The celebration of Christmas is the celebration of the “Presence of God” with man, whom God (Elohim) created to represent God’s image and likeness in the world. (During our celebration of Christmas and Easter, we shall delay our study of the "Covenant" with God). God returned to the world on Christmas Day to renew His relationship with man. Our Christmas is actually the Lord God’s second visit on earth, in order to restore “His Image” in man. Christmas was planned before creation! Christmas was renewed in Bethlehem! And Christmas shall be completed at the "Return of Christ." Christ was not just born in Bethlehem; for, Christ was before time began. And Christ was the author of creation! John Zebedee, Paul the Apostle, and the writer to the Hebrews provide us with the insight. Let us follow the NIV in this study.

Restoring God’s Image and Likeness in Man

The stoning of Stephen was a profound awakening for the disciples, who had settled in at Jerusalem to preach only to the Jews and not to the Gentiles. Two other men who were chosen with Stephen that would bring the Gospel to the Gentiles were Philip and Nicolaus, a proselyte of Antioch. There also was one more person, without whose advice and help the Jerusalem group may not have survived and the Gentiles would never have had Paul bring them the Gospel. Luke, who knew him personally, introduced him, “Thus Joseph who was surnamed by the apostles Barnabas (which means, Son of encouragement), a Levite, a native of Cyprus, sold a field which belonged to him, and brought the money and laid it at the apostles’ feet” (Acts 4:36). This man was a cousin of Saul, who became Paul. Joseph introduced Paul to the apostles and to Nicolaus of Antioch, to teach the people in Antioch. And the two, Paul and Barnabas, became the first commissioned missionaries. Now Philip had an extraordinary mission to perform.

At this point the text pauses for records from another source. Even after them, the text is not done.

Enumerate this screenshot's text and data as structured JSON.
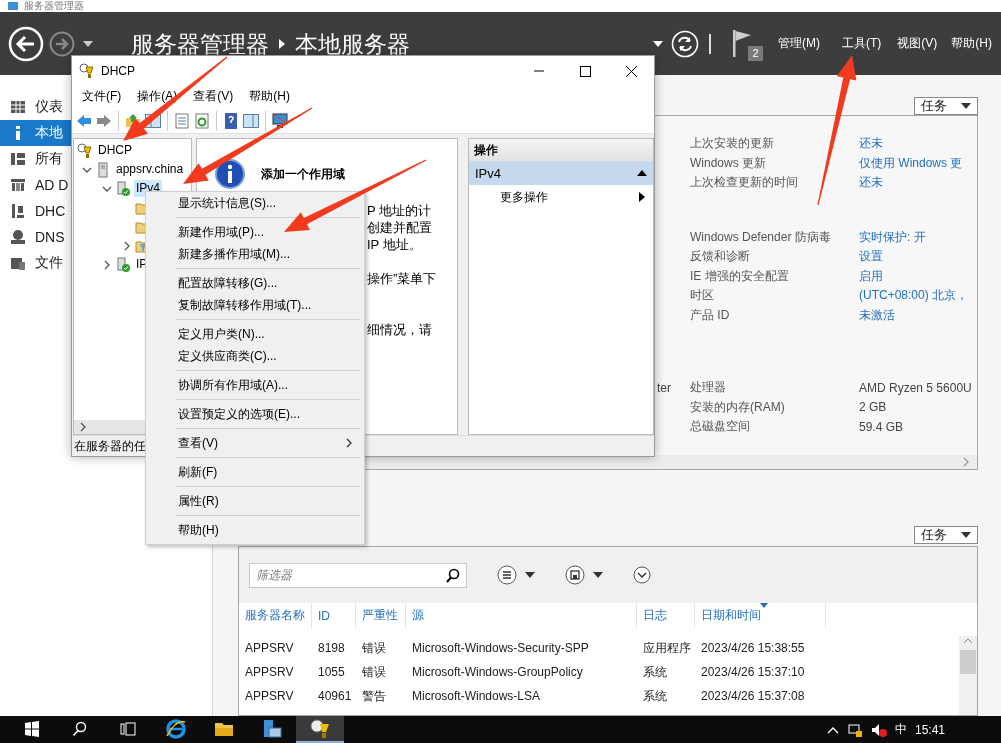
{
  "app_title": "服务器管理器",
  "header": {
    "breadcrumb": [
      "服务器管理器",
      "本地服务器"
    ],
    "notification_count": "2",
    "menus": [
      "管理(M)",
      "工具(T)",
      "视图(V)",
      "帮助(H)"
    ]
  },
  "sidebar": {
    "items": [
      {
        "label": "仪表",
        "kind": "dashboard",
        "selected": false
      },
      {
        "label": "本地",
        "kind": "local",
        "selected": true
      },
      {
        "label": "所有",
        "kind": "all",
        "selected": false
      },
      {
        "label": "AD D",
        "kind": "ad",
        "selected": false
      },
      {
        "label": "DHC",
        "kind": "dhcp",
        "selected": false
      },
      {
        "label": "DNS",
        "kind": "dns",
        "selected": false
      },
      {
        "label": "文件",
        "kind": "files",
        "selected": false
      }
    ]
  },
  "properties": {
    "task_button": "任务",
    "groups": [
      [
        {
          "label": "上次安装的更新",
          "value": "还未",
          "link": true
        },
        {
          "label": "Windows 更新",
          "value": "仅使用 Windows 更",
          "link": true
        },
        {
          "label": "上次检查更新的时间",
          "value": "还未",
          "link": true
        }
      ],
      [
        {
          "label": "Windows Defender 防病毒",
          "value": "实时保护: 开",
          "link": true
        },
        {
          "label": "反馈和诊断",
          "value": "设置",
          "link": true
        },
        {
          "label": "IE 增强的安全配置",
          "value": "启用",
          "link": true
        },
        {
          "label": "时区",
          "value": "(UTC+08:00) 北京，",
          "link": true
        },
        {
          "label": "产品 ID",
          "value": "未激活",
          "link": true
        }
      ],
      [
        {
          "fragment": "ter",
          "label": "处理器",
          "value": "AMD Ryzen 5 5600U",
          "link": false
        },
        {
          "label": "安装的内存(RAM)",
          "value": "2 GB",
          "link": false
        },
        {
          "label": "总磁盘空间",
          "value": "59.4 GB",
          "link": false
        }
      ]
    ]
  },
  "events": {
    "task_button": "任务",
    "filter_placeholder": "筛选器",
    "columns": [
      {
        "label": "服务器名称",
        "sorted": false
      },
      {
        "label": "ID",
        "sorted": false
      },
      {
        "label": "严重性",
        "sorted": false
      },
      {
        "label": "源",
        "sorted": false
      },
      {
        "label": "日志",
        "sorted": false
      },
      {
        "label": "日期和时间",
        "sorted": true
      }
    ],
    "rows": [
      [
        "APPSRV",
        "8198",
        "错误",
        "Microsoft-Windows-Security-SPP",
        "应用程序",
        "2023/4/26 15:38:55"
      ],
      [
        "APPSRV",
        "1055",
        "错误",
        "Microsoft-Windows-GroupPolicy",
        "系统",
        "2023/4/26 15:37:10"
      ],
      [
        "APPSRV",
        "40961",
        "警告",
        "Microsoft-Windows-LSA",
        "系统",
        "2023/4/26 15:37:08"
      ]
    ]
  },
  "dhcp_window": {
    "title": "DHCP",
    "menus": [
      "文件(F)",
      "操作(A)",
      "查看(V)",
      "帮助(H)"
    ],
    "tree": [
      {
        "label": "DHCP",
        "kind": "root",
        "selected": false,
        "children": [
          {
            "label": "appsrv.china",
            "kind": "server",
            "expanded": true,
            "selected": false,
            "children": [
              {
                "label": "IPv4",
                "kind": "protocol",
                "expanded": true,
                "selected": true,
                "children": [
                  {
                    "kind": "folder"
                  },
                  {
                    "kind": "folder"
                  },
                  {
                    "kind": "filter",
                    "expanded": false
                  }
                ]
              },
              {
                "label": "IP",
                "kind": "protocol",
                "expanded": false,
                "selected": false
              }
            ]
          }
        ]
      }
    ],
    "content": {
      "heading": "添加一个作用域",
      "paragraphs": [
        [
          "P 地址的计",
          "创建并配置",
          "IP 地址。"
        ],
        [
          "操作”菜单下"
        ],
        [
          "细情况，请"
        ]
      ]
    },
    "actions": {
      "header": "操作",
      "section": "IPv4",
      "expanded": true,
      "items": [
        {
          "label": "更多操作",
          "submenu": true
        }
      ]
    },
    "status": "在服务器的任"
  },
  "context_menu": {
    "groups": [
      [
        {
          "label": "显示统计信息(S)...",
          "submenu": false
        }
      ],
      [
        {
          "label": "新建作用域(P)...",
          "submenu": false
        },
        {
          "label": "新建多播作用域(M)...",
          "submenu": false
        }
      ],
      [
        {
          "label": "配置故障转移(G)...",
          "submenu": false
        },
        {
          "label": "复制故障转移作用域(T)...",
          "submenu": false
        }
      ],
      [
        {
          "label": "定义用户类(N)...",
          "submenu": false
        },
        {
          "label": "定义供应商类(C)...",
          "submenu": false
        }
      ],
      [
        {
          "label": "协调所有作用域(A)...",
          "submenu": false
        }
      ],
      [
        {
          "label": "设置预定义的选项(E)...",
          "submenu": false
        }
      ],
      [
        {
          "label": "查看(V)",
          "submenu": true
        }
      ],
      [
        {
          "label": "刷新(F)",
          "submenu": false
        }
      ],
      [
        {
          "label": "属性(R)",
          "submenu": false
        }
      ],
      [
        {
          "label": "帮助(H)",
          "submenu": false
        }
      ]
    ]
  },
  "taskbar": {
    "items": [
      {
        "kind": "start",
        "active": false
      },
      {
        "kind": "search",
        "active": false
      },
      {
        "kind": "taskview",
        "active": false
      },
      {
        "kind": "browser",
        "active": false
      },
      {
        "kind": "folder",
        "active": false
      },
      {
        "kind": "server",
        "active": false
      },
      {
        "kind": "dhcp",
        "active": true
      }
    ],
    "ime": "中",
    "clock": "15:41"
  }
}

Partners with the Holy Spirit: Part #26

Baptism had become a problem for the people, who became ill and could not be immersed. A prominent person named Novatian became very ill and could not be immersed. His case was referred to Bishop Cyprian in Carthage, Africa. So, Bishop Cyprian argued that sprinkling was as efficient as washing and immersing; and therefore, the amount of water did not diminish the “Baptism’s Power” to regenerate and to save. The eadersor Bishops accepted Cyprian’s opinion and upheld it when Novatian recovered and refused to be immersed.

The Covenant is God’s Will for Man

Jeroboam became for the Jewish historians, the reason for Israel’s failure to abide by their "Covenant" with Yahweh. All the prophets were sent to chastise Jeroboam for abandoning Solomon’s abusage of Yahwehism; particularly, the moral and the priestly codes of the "Covenant." Ultimately, Jeroboam would be blamed for the demise of Israel and Judah. Naturally, Jeroboam defied Judah’s interference.

Restoring God’s Image and Likeness in Man

Paul and Barnabas came to Iconium with joy and with great expectations; however, they nearly escaped with their lives. False Jewish prophets began to follow the messengers of Christ and incited hatred against Jesus’ followers. Paul and Barnabas had to flee to Lystra. And even then, the enemies followed and preceded them. Also, the use of a miracle was being misinterpreted, which added fuel for the opposition. They stoned Paul and left him for dead. Obviously by this time, it became apparent that the Gentiles had no future living among the Jews. Therefore, the Gentiles and the Jews had to go their separate ways.

The Covenant is God’s Will for Man

Solomon was a great lover. And he also was a great spender. He loved women, a thousand of them. Solomon used the women to further his political and his social career. Solomon's golden tongue served him well in poetry and in bits of wisdom that puzzled his followers. At the end, his revenues could not sustain the nation's elaborate religious system and the heavily "militaristic monarchy."